- Task inputs
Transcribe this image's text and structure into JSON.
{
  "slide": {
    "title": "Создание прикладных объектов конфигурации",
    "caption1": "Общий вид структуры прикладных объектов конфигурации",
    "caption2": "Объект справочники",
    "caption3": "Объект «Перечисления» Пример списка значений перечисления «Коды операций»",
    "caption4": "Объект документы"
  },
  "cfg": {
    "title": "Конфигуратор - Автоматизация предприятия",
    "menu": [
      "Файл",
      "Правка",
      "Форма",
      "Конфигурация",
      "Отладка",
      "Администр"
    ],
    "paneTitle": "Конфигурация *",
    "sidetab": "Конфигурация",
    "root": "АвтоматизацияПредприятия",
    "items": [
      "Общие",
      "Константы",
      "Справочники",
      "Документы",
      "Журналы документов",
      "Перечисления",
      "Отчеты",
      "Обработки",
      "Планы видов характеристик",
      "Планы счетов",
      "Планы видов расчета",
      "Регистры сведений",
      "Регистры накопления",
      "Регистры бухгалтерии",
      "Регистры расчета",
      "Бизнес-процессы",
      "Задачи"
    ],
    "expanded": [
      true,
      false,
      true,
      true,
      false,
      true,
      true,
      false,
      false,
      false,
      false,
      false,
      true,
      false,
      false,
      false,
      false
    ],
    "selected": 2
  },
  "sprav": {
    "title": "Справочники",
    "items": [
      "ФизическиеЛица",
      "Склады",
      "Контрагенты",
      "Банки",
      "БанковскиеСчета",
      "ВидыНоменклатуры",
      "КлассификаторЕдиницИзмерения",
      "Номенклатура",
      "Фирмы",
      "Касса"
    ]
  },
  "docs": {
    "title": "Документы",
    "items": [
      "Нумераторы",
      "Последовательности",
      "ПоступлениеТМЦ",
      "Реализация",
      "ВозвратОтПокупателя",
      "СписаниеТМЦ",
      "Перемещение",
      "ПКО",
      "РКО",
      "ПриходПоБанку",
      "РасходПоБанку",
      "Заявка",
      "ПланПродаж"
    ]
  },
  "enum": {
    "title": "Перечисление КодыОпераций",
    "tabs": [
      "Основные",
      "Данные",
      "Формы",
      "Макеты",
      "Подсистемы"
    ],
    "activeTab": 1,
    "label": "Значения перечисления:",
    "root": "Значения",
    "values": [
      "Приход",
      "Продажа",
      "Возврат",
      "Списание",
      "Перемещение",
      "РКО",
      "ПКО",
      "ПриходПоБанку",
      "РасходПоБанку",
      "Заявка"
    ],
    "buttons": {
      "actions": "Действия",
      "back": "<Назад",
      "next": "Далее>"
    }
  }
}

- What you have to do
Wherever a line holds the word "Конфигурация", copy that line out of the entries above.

- Solution
      "Конфигурация",
    "paneTitle": "Конфигурация *",
    "sidetab": "Конфигурация",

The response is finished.